What you need to do -
The pictures are to be dropped, and the records below are to be restated word for word.

Available records -
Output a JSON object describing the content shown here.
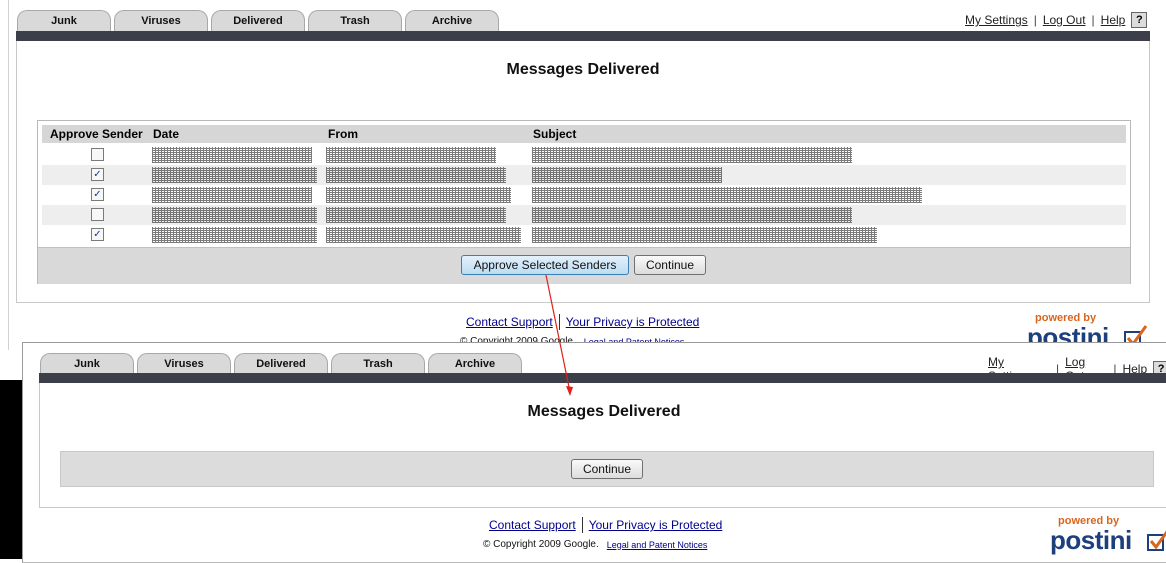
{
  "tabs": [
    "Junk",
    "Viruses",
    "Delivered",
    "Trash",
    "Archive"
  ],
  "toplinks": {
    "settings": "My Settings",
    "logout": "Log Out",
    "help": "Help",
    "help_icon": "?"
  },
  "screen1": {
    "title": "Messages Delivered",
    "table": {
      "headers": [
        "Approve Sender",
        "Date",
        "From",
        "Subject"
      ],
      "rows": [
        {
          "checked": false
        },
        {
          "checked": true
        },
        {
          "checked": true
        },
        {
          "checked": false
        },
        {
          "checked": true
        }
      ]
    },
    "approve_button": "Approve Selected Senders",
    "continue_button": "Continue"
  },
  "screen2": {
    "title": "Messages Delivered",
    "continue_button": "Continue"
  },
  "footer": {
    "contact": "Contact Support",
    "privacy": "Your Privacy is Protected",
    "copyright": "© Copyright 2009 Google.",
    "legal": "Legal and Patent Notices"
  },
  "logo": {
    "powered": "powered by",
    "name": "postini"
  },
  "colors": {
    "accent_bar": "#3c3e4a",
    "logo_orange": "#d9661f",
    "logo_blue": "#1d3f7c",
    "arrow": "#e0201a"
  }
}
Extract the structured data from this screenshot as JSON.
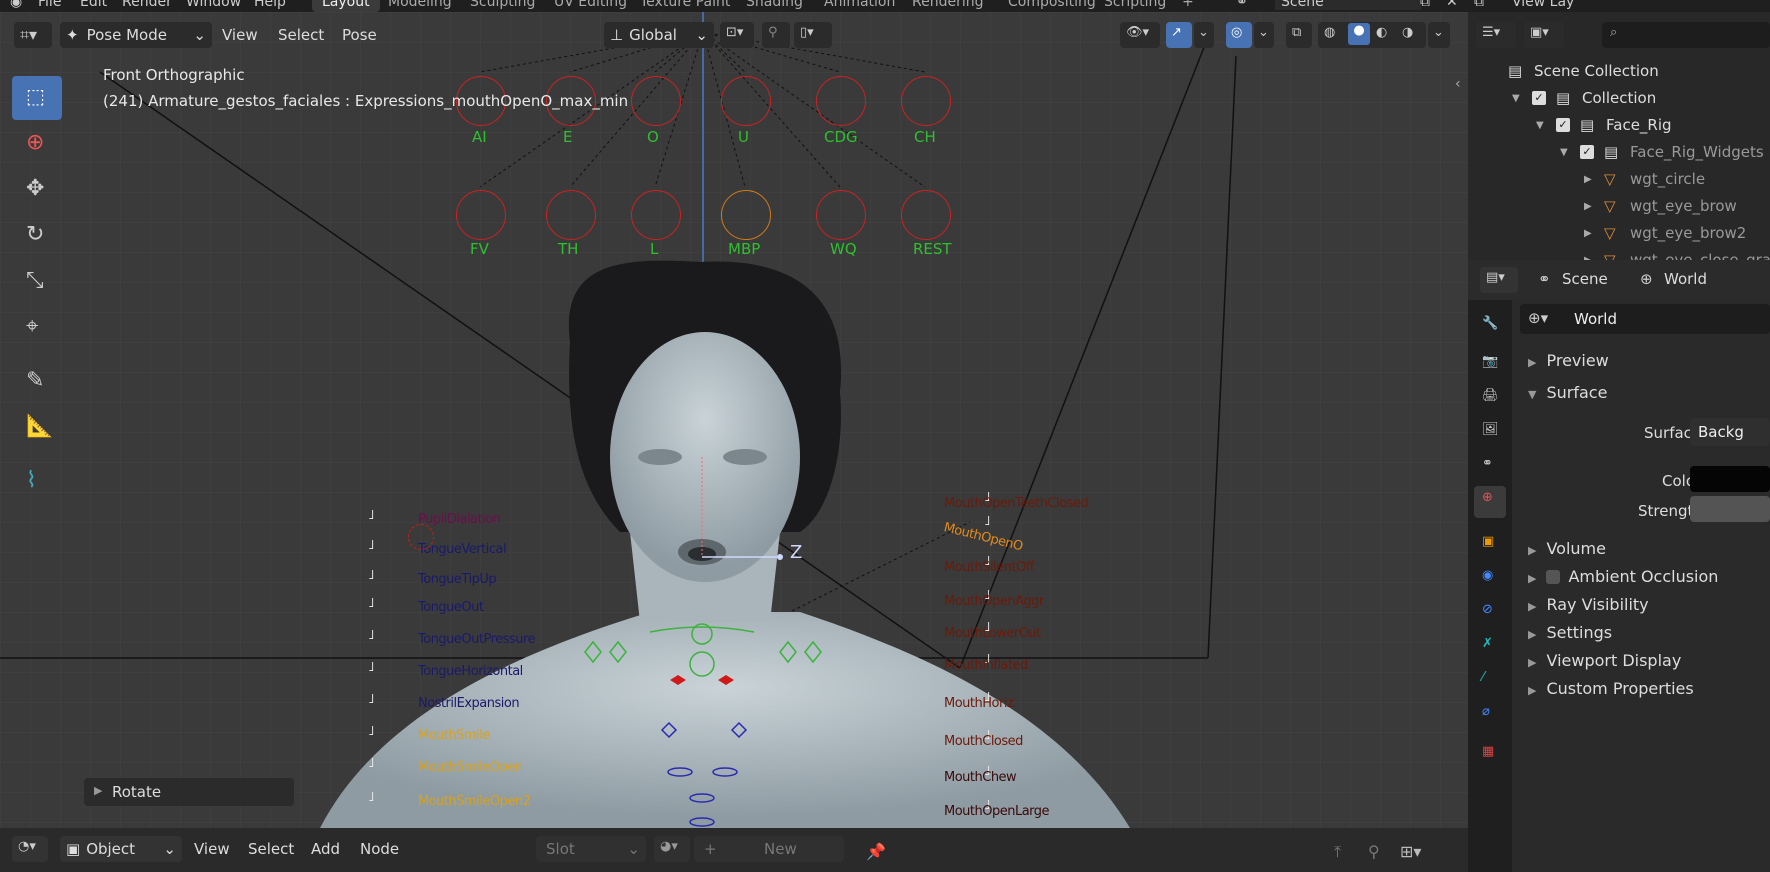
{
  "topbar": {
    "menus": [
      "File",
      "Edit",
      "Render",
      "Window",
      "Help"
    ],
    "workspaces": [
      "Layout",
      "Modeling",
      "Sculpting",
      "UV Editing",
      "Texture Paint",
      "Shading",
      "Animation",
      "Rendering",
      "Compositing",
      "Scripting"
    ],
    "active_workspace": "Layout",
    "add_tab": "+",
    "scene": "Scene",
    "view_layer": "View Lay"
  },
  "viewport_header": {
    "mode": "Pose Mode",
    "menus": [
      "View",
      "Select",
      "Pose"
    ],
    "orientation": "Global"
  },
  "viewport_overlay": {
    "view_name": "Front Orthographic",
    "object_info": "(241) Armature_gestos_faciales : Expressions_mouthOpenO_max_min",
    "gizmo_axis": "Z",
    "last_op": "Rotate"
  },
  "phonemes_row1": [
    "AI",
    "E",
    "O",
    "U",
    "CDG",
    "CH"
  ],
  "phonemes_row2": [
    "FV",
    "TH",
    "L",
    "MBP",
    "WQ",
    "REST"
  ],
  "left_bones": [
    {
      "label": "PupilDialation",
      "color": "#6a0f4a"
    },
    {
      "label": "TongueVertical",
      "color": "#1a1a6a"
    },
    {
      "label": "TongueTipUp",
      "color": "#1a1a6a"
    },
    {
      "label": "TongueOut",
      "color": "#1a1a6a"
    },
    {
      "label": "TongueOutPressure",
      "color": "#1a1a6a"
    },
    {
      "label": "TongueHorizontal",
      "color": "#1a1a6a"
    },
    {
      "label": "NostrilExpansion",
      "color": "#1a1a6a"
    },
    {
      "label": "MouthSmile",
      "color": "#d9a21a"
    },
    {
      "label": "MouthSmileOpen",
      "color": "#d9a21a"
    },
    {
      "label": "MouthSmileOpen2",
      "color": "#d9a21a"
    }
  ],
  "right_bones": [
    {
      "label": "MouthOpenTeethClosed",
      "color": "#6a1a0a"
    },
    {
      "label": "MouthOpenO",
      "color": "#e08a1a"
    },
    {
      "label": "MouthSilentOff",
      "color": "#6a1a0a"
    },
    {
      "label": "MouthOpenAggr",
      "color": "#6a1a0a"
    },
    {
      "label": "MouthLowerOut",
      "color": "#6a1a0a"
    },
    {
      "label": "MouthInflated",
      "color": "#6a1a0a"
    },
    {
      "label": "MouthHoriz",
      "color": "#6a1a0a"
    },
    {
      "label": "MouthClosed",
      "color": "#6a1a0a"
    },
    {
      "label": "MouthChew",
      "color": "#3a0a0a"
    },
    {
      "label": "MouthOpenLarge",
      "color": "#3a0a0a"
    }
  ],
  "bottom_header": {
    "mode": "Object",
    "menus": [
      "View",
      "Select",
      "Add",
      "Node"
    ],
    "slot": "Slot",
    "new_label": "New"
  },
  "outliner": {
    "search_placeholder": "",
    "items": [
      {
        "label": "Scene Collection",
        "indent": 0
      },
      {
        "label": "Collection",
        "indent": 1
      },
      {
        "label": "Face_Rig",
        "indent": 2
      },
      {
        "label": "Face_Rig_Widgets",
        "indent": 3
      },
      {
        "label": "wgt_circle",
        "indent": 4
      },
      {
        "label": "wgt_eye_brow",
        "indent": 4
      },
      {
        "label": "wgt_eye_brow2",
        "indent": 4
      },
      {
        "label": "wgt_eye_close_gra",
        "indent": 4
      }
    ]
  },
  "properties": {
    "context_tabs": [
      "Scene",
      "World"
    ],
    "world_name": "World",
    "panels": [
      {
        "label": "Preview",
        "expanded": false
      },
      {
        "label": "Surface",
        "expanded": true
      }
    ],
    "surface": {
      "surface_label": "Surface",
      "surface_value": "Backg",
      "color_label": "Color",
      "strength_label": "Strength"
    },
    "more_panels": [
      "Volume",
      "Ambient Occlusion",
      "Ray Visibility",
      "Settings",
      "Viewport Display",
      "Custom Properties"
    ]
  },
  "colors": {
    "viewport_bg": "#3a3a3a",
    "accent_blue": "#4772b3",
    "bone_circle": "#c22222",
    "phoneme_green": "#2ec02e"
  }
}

Answer box -
Output a JSON object describing the content shown here.
{
  "tabs": [
    "Junk",
    "Viruses",
    "Delivered",
    "Trash",
    "Archive"
  ],
  "toplinks": {
    "settings": "My Settings",
    "logout": "Log Out",
    "help": "Help",
    "help_icon": "?"
  },
  "screen1": {
    "title": "Messages Delivered",
    "table": {
      "headers": [
        "Approve Sender",
        "Date",
        "From",
        "Subject"
      ],
      "rows": [
        {
          "checked": false
        },
        {
          "checked": true
        },
        {
          "checked": true
        },
        {
          "checked": false
        },
        {
          "checked": true
        }
      ]
    },
    "approve_button": "Approve Selected Senders",
    "continue_button": "Continue"
  },
  "screen2": {
    "title": "Messages Delivered",
    "continue_button": "Continue"
  },
  "footer": {
    "contact": "Contact Support",
    "privacy": "Your Privacy is Protected",
    "copyright": "© Copyright 2009 Google.",
    "legal": "Legal and Patent Notices"
  },
  "logo": {
    "powered": "powered by",
    "name": "postini"
  },
  "colors": {
    "accent_bar": "#3c3e4a",
    "logo_orange": "#d9661f",
    "logo_blue": "#1d3f7c",
    "arrow": "#e0201a"
  }
}
Extract the structured data from this screenshot as JSON.
{
  "topbar": {
    "menus": [
      "File",
      "Edit",
      "Render",
      "Window",
      "Help"
    ],
    "workspaces": [
      "Layout",
      "Modeling",
      "Sculpting",
      "UV Editing",
      "Texture Paint",
      "Shading",
      "Animation",
      "Rendering",
      "Compositing",
      "Scripting"
    ],
    "active_workspace": "Layout",
    "add_tab": "+",
    "scene": "Scene",
    "view_layer": "View Lay"
  },
  "viewport_header": {
    "mode": "Pose Mode",
    "menus": [
      "View",
      "Select",
      "Pose"
    ],
    "orientation": "Global"
  },
  "viewport_overlay": {
    "view_name": "Front Orthographic",
    "object_info": "(241) Armature_gestos_faciales : Expressions_mouthOpenO_max_min",
    "gizmo_axis": "Z",
    "last_op": "Rotate"
  },
  "phonemes_row1": [
    "AI",
    "E",
    "O",
    "U",
    "CDG",
    "CH"
  ],
  "phonemes_row2": [
    "FV",
    "TH",
    "L",
    "MBP",
    "WQ",
    "REST"
  ],
  "left_bones": [
    {
      "label": "PupilDialation",
      "color": "#6a0f4a"
    },
    {
      "label": "TongueVertical",
      "color": "#1a1a6a"
    },
    {
      "label": "TongueTipUp",
      "color": "#1a1a6a"
    },
    {
      "label": "TongueOut",
      "color": "#1a1a6a"
    },
    {
      "label": "TongueOutPressure",
      "color": "#1a1a6a"
    },
    {
      "label": "TongueHorizontal",
      "color": "#1a1a6a"
    },
    {
      "label": "NostrilExpansion",
      "color": "#1a1a6a"
    },
    {
      "label": "MouthSmile",
      "color": "#d9a21a"
    },
    {
      "label": "MouthSmileOpen",
      "color": "#d9a21a"
    },
    {
      "label": "MouthSmileOpen2",
      "color": "#d9a21a"
    }
  ],
  "right_bones": [
    {
      "label": "MouthOpenTeethClosed",
      "color": "#6a1a0a"
    },
    {
      "label": "MouthOpenO",
      "color": "#e08a1a"
    },
    {
      "label": "MouthSilentOff",
      "color": "#6a1a0a"
    },
    {
      "label": "MouthOpenAggr",
      "color": "#6a1a0a"
    },
    {
      "label": "MouthLowerOut",
      "color": "#6a1a0a"
    },
    {
      "label": "MouthInflated",
      "color": "#6a1a0a"
    },
    {
      "label": "MouthHoriz",
      "color": "#6a1a0a"
    },
    {
      "label": "MouthClosed",
      "color": "#6a1a0a"
    },
    {
      "label": "MouthChew",
      "color": "#3a0a0a"
    },
    {
      "label": "MouthOpenLarge",
      "color": "#3a0a0a"
    }
  ],
  "bottom_header": {
    "mode": "Object",
    "menus": [
      "View",
      "Select",
      "Add",
      "Node"
    ],
    "slot": "Slot",
    "new_label": "New"
  },
  "outliner": {
    "search_placeholder": "",
    "items": [
      {
        "label": "Scene Collection",
        "indent": 0
      },
      {
        "label": "Collection",
        "indent": 1
      },
      {
        "label": "Face_Rig",
        "indent": 2
      },
      {
        "label": "Face_Rig_Widgets",
        "indent": 3
      },
      {
        "label": "wgt_circle",
        "indent": 4
      },
      {
        "label": "wgt_eye_brow",
        "indent": 4
      },
      {
        "label": "wgt_eye_brow2",
        "indent": 4
      },
      {
        "label": "wgt_eye_close_gra",
        "indent": 4
      }
    ]
  },
  "properties": {
    "context_tabs": [
      "Scene",
      "World"
    ],
    "world_name": "World",
    "panels": [
      {
        "label": "Preview",
        "expanded": false
      },
      {
        "label": "Surface",
        "expanded": true
      }
    ],
    "surface": {
      "surface_label": "Surface",
      "surface_value": "Backg",
      "color_label": "Color",
      "strength_label": "Strength"
    },
    "more_panels": [
      "Volume",
      "Ambient Occlusion",
      "Ray Visibility",
      "Settings",
      "Viewport Display",
      "Custom Properties"
    ]
  },
  "colors": {
    "viewport_bg": "#3a3a3a",
    "accent_blue": "#4772b3",
    "bone_circle": "#c22222",
    "phoneme_green": "#2ec02e"
  }
}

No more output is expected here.